For a guy that only played in 129 of a possible 294 games over the first four years of his career — all spent in Pittsburgh — another injury shouldn’t come as a huge surprise. Bennett has dealt with a broken wrist, shoulder problems, mumps and a variety of lower-body ailments, and managed to poke fun at himself after joining the Devils this offseason:

But maybe this latest health setback should come as a bit of a surprise. Because this year, Bennett has actually been healthy!

He’s been a nice pickup for the Devils, appearing in 20 of 21 games while chipping in with seven points. He’s also averaging a shade under 14 minutes per night.

Thankfully for both Bennett and the Devils, he’s not expected to be out long. The team said he remained in New Jersey to work out on his own, and is considered day-to-day.


Travis Moen calls it a career


Travis Moen, the grinding winger that won a Stanley Cup in 2007 and appeared in nearly 800 NHL contests, has announced his retirement from professional hockey.

“First off I would like to thank my former teammates for all their support on and off the ice. I have made many great friendships and incredible memories,” Moen said in a statement, through the NHLPA. “I want to thank all the coaching staffs for believing in me and helping me to achieve my dream.

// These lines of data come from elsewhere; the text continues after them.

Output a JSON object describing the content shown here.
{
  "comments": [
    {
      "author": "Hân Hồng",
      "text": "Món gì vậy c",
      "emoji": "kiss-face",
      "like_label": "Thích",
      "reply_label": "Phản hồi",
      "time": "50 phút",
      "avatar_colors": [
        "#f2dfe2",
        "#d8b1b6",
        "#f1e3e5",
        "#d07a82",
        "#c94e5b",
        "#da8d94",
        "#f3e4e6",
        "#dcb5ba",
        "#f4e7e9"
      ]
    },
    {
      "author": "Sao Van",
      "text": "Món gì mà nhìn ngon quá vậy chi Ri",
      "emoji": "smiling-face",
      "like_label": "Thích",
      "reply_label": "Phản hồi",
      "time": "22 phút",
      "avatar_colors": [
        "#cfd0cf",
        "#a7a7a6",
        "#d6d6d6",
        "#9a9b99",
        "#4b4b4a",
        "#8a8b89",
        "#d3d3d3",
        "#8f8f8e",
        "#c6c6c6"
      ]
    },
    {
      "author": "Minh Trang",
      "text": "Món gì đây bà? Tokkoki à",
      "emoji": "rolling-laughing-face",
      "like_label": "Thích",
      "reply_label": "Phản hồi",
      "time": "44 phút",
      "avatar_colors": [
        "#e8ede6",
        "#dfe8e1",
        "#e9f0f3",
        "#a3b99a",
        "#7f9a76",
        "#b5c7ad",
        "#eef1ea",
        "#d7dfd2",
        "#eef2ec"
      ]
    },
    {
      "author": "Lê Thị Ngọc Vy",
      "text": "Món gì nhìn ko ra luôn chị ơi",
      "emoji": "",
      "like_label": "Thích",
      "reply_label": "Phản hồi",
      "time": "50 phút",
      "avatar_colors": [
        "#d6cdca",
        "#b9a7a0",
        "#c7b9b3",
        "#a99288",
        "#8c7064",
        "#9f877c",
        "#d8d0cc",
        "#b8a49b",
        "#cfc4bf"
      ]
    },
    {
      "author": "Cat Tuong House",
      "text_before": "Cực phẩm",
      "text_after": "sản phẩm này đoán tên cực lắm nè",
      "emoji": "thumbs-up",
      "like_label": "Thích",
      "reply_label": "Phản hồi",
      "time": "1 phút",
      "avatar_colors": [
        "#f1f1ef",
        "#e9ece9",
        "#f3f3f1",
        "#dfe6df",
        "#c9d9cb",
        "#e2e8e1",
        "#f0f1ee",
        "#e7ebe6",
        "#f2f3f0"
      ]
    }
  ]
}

I also want to tell all the training staffs how much I appreciate each of them and thank them all for keeping me healthy. My family and I feel truly honored to have lived and played for some amazing organizations. I want to thank the staffs and fans of the Chicago, Anaheim, San Jose, Montreal and Dallas organizations.

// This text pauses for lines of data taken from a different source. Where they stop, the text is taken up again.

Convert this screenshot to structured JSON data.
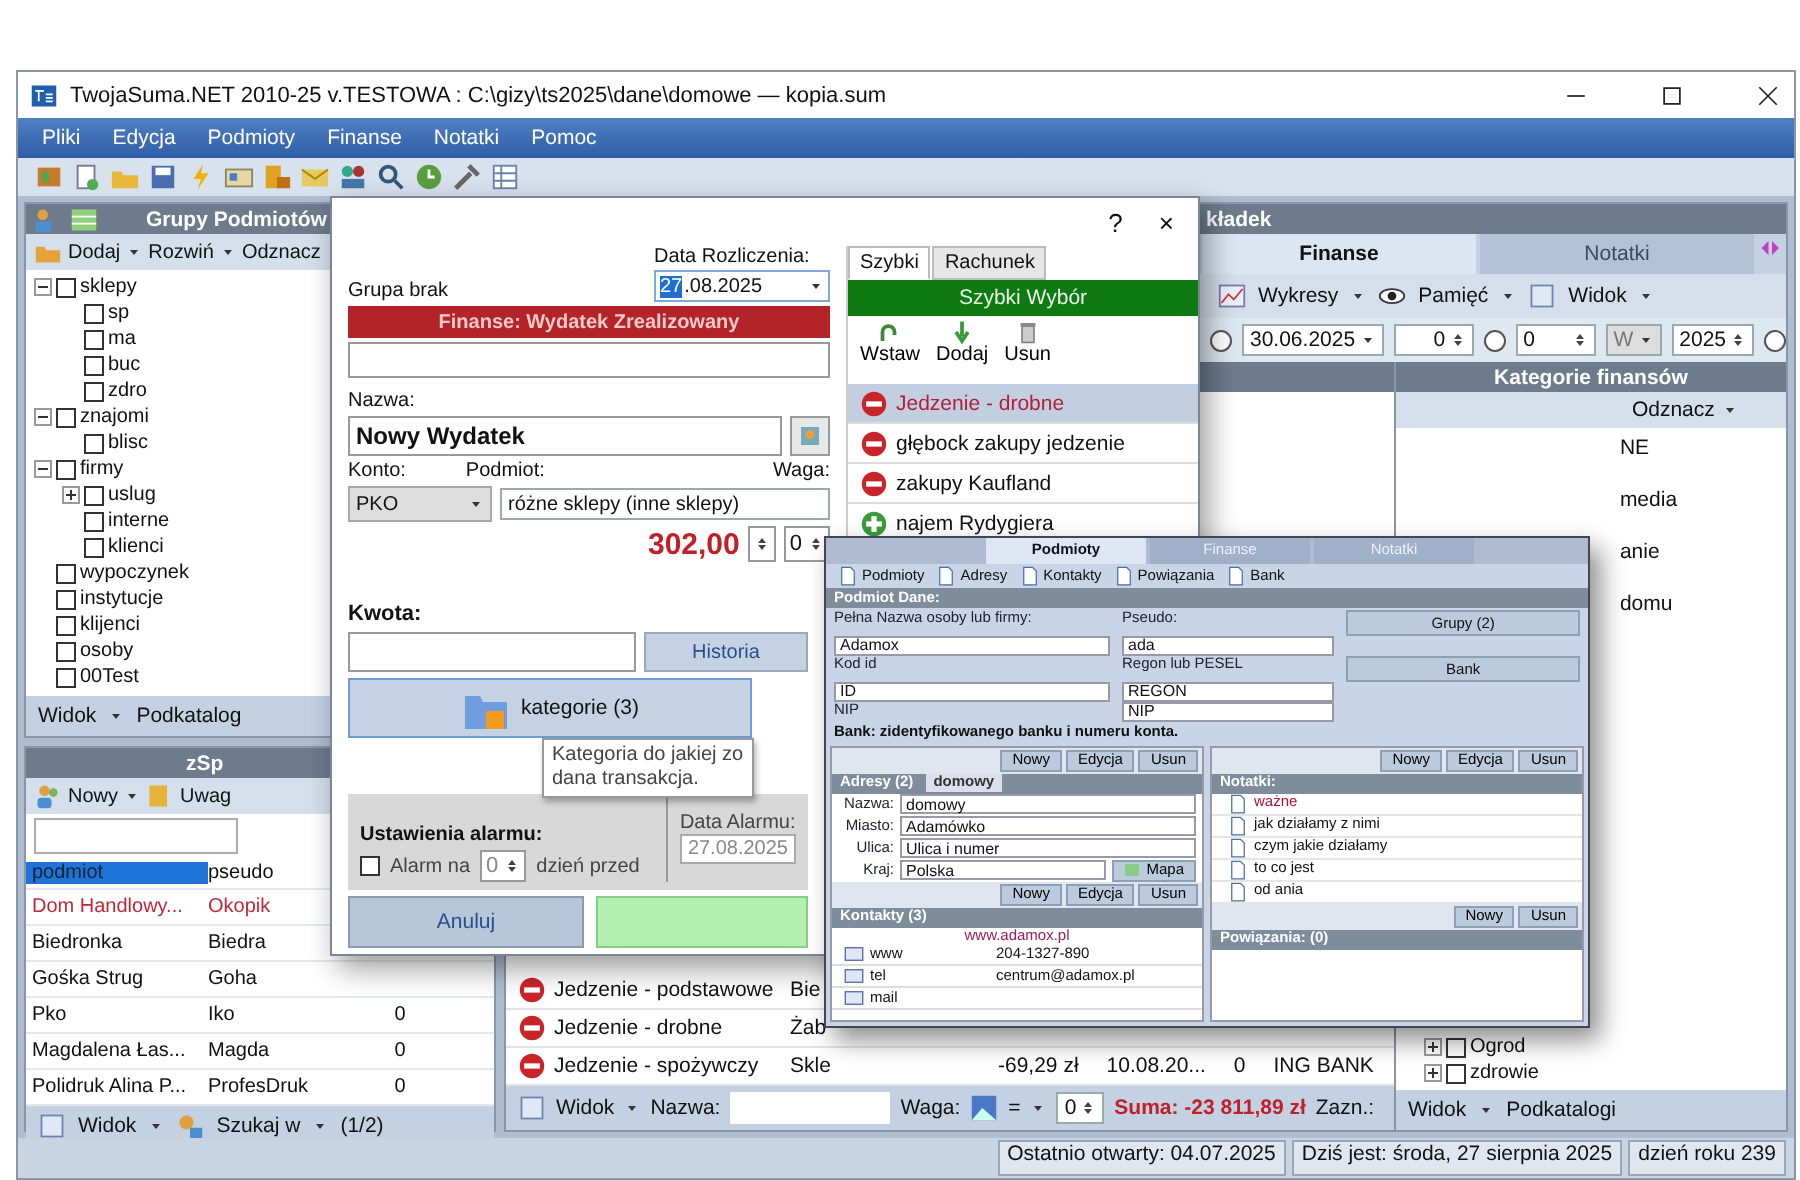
{
  "window": {
    "title": "TwojaSuma.NET 2010-25 v.TESTOWA : C:\\gizy\\ts2025\\dane\\domowe — kopia.sum"
  },
  "menu": [
    "Pliki",
    "Edycja",
    "Podmioty",
    "Finanse",
    "Notatki",
    "Pomoc"
  ],
  "groups_panel": {
    "title": "Grupy Podmiotów",
    "toolbar": [
      "Dodaj",
      "Rozwiń",
      "Odznacz"
    ],
    "tree": [
      {
        "label": "sklepy",
        "checked": false,
        "expanded": true,
        "children": [
          {
            "label": "sp",
            "checked": false
          },
          {
            "label": "ma",
            "checked": false
          },
          {
            "label": "buc",
            "checked": false
          },
          {
            "label": "zdro",
            "checked": false
          }
        ]
      },
      {
        "label": "znajomi",
        "checked": false,
        "expanded": true,
        "children": [
          {
            "label": "blisc",
            "checked": false
          }
        ]
      },
      {
        "label": "firmy",
        "checked": false,
        "expanded": true,
        "children": [
          {
            "label": "uslug",
            "checked": false,
            "expanded": false
          },
          {
            "label": "interne",
            "checked": false
          },
          {
            "label": "klienci",
            "checked": false
          }
        ]
      },
      {
        "label": "wypoczynek",
        "checked": false
      },
      {
        "label": "instytucje",
        "checked": false
      },
      {
        "label": "klijenci",
        "checked": false
      },
      {
        "label": "osoby",
        "checked": false
      },
      {
        "label": "00Test",
        "checked": false
      }
    ],
    "footer": [
      "Widok",
      "Podkatalog"
    ]
  },
  "contacts_panel": {
    "title": "zSp",
    "toolbar": [
      "Nowy",
      "Uwag"
    ],
    "columns": [
      {
        "label": "podmiot",
        "selected": true
      },
      {
        "label": "pseudo",
        "selected": false
      }
    ],
    "rows": [
      {
        "cells": [
          "Dom Handlowy...",
          "Okopik"
        ],
        "flagged": true
      },
      {
        "cells": [
          "Biedronka",
          "Biedra"
        ],
        "flagged": false
      },
      {
        "cells": [
          "Gośka Strug",
          "Goha"
        ],
        "flagged": false
      },
      {
        "cells": [
          "Pko",
          "Iko",
          "0"
        ],
        "flagged": false
      },
      {
        "cells": [
          "Magdalena Łas...",
          "Magda",
          "0"
        ],
        "flagged": false
      },
      {
        "cells": [
          "Polidruk Alina P...",
          "ProfesDruk",
          "0"
        ],
        "flagged": false
      }
    ],
    "footer": [
      "Widok",
      "Szukaj w",
      "(1/2)"
    ]
  },
  "main_tabs": {
    "title": "kładek",
    "tabs": [
      {
        "label": "Finanse",
        "selected": true
      },
      {
        "label": "Notatki",
        "selected": false
      }
    ],
    "toolbar": [
      "Wykresy",
      "Pamięć",
      "Widok"
    ],
    "date_filter": {
      "date": "30.06.2025",
      "spin_1": "0",
      "spin_2": "0",
      "combo": "W",
      "year": "2025",
      "radios": [
        {
          "selected": false
        },
        {
          "selected": false
        },
        {
          "selected": false
        }
      ]
    },
    "transactions": [
      {
        "kind": "expense",
        "name": "Jedzenie - podstawowe",
        "cells": [
          "Bie"
        ]
      },
      {
        "kind": "expense",
        "name": "Jedzenie - drobne",
        "cells": [
          "Żab"
        ]
      },
      {
        "kind": "expense",
        "name": "Jedzenie - spożywczy",
        "cells": [
          "Skle",
          "-69,29 zł",
          "10.08.20...",
          "0",
          "ING BANK"
        ]
      }
    ],
    "footer": {
      "view": "Widok",
      "name_label": "Nazwa:",
      "weight_label": "Waga:",
      "operator": "=",
      "weight": "0",
      "sum": "Suma: -23 811,89 zł",
      "selected_label": "Zazn.:"
    }
  },
  "categories_panel": {
    "title": "Kategorie finansów",
    "toolbar": [
      "Odznacz"
    ],
    "cut_labels": [
      "NE",
      "media",
      "anie",
      "domu"
    ],
    "tree": [
      {
        "label": "Ogrod",
        "checked": false,
        "expanded": false
      },
      {
        "label": "zdrowie",
        "checked": false,
        "expanded": false
      }
    ],
    "footer": [
      "Widok",
      "Podkatalogi"
    ]
  },
  "status_bar": [
    "Ostatnio otwarty: 04.07.2025",
    "Dziś jest: środa, 27 sierpnia 2025",
    "dzień roku 239"
  ],
  "expense_dialog": {
    "help": "?",
    "close": "×",
    "group": "Grupa brak",
    "title": "Finanse: Wydatek Zrealizowany",
    "date_label": "Data Rozliczenia:",
    "date_day": "27",
    "date_rest": ".08.2025",
    "name_label": "Nazwa:",
    "name": "Nowy Wydatek",
    "account_label": "Konto:",
    "payee_label": "Podmiot:",
    "weight_label": "Waga:",
    "account": "PKO",
    "payee": "różne sklepy (inne sklepy)",
    "amount": "302,00",
    "weight": "0",
    "amount_label": "Kwota:",
    "history_button": "Historia",
    "tooltip": [
      "Kategoria do jakiej zo",
      "dana transakcja."
    ],
    "category_button": "kategorie (3)",
    "alarm_date_label": "Data Alarmu:",
    "alarm_date": "27.08.2025",
    "alarm_title": "Ustawienia alarmu:",
    "alarm": {
      "label": "Alarm na",
      "checked": false,
      "days": "0",
      "suffix": "dzień przed"
    },
    "cancel_button": "Anuluj",
    "side": {
      "tabs": [
        {
          "label": "Szybki",
          "selected": true
        },
        {
          "label": "Rachunek",
          "selected": false
        }
      ],
      "title": "Szybki Wybór",
      "tools": [
        "Wstaw",
        "Dodaj",
        "Usun"
      ],
      "items": [
        {
          "label": "Jedzenie - drobne",
          "kind": "expense",
          "selected": true
        },
        {
          "label": "głębock zakupy jedzenie",
          "kind": "expense",
          "selected": false
        },
        {
          "label": "zakupy Kaufland",
          "kind": "expense",
          "selected": false
        },
        {
          "label": "najem Rydygiera",
          "kind": "income",
          "selected": false
        }
      ]
    }
  },
  "contact_window": {
    "tabs": [
      {
        "label": "Podmioty",
        "selected": true
      },
      {
        "label": "Finanse",
        "selected": false
      },
      {
        "label": "Notatki",
        "selected": false
      }
    ],
    "toolbar": [
      "Podmioty",
      "Adresy",
      "Kontakty",
      "Powiązania",
      "Bank"
    ],
    "details": {
      "title": "Podmiot Dane:",
      "full_name_label": "Pełna Nazwa osoby lub firmy:",
      "full_name": "Adamox",
      "pseudo_label": "Pseudo:",
      "pseudo": "ada",
      "groups_button": "Grupy (2)",
      "regon_label": "Regon lub PESEL",
      "regon": "REGON",
      "bank_button": "Bank",
      "id_label": "Kod id",
      "id": "ID",
      "nip_label": "NIP",
      "nip": "NIP",
      "bank_note": "Bank: zidentyfikowanego banku i numeru konta."
    },
    "addresses": {
      "title": "Adresy (2)",
      "type": "domowy",
      "buttons": [
        "Nowy",
        "Edycja",
        "Usun"
      ],
      "fields": [
        {
          "label": "Nazwa:",
          "value": "domowy"
        },
        {
          "label": "Miasto:",
          "value": "Adamówko"
        },
        {
          "label": "Ulica:",
          "value": "Ulica i numer"
        },
        {
          "label": "Kraj:",
          "value": "Polska"
        }
      ],
      "map_button": "Mapa"
    },
    "contacts": {
      "title": "Kontakty (3)",
      "buttons": [
        "Nowy",
        "Edycja",
        "Usun"
      ],
      "link": "www.adamox.pl",
      "rows": [
        {
          "type": "www",
          "value": "204-1327-890"
        },
        {
          "type": "tel",
          "value": "centrum@adamox.pl"
        },
        {
          "type": "mail"
        }
      ]
    },
    "notes": {
      "title": "Notatki:",
      "buttons": [
        "Nowy",
        "Edycja",
        "Usun"
      ],
      "items": [
        {
          "label": "ważne",
          "important": true
        },
        {
          "label": "jak działamy z nimi",
          "important": false
        },
        {
          "label": "czym jakie działamy",
          "important": false
        },
        {
          "label": "to co jest",
          "important": false
        },
        {
          "label": "od ania",
          "important": false
        }
      ]
    },
    "relations": {
      "title": "Powiązania: (0)",
      "buttons": [
        "Nowy",
        "Usun"
      ]
    }
  }
}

“With all the great memories, one of the best will be winning the Stanley Cup in Anaheim with the Ducks. It is the highlight of my career and nothing beats that feeling of accomplishing your childhood dream! Lastly I would like to thank my family for all their love, support and sacrifice through my entire career. I will truly miss everything about the game of hockey.”

As mentioned, Moen played for the Ducks, Stars, Habs, Blackhawks and Sharks over the course of his 12-year career. He spent the longest time in Montreal — appearing in over 300 games over a six-year span — but his best individual season came during the Cup-winning ’06-07 campaign, when he posted 11 goals and 21 points in 82 games for Anaheim.

Currently, Moen now serves as a volunteer hockey coach in the Swift Current Minor Hockey Association.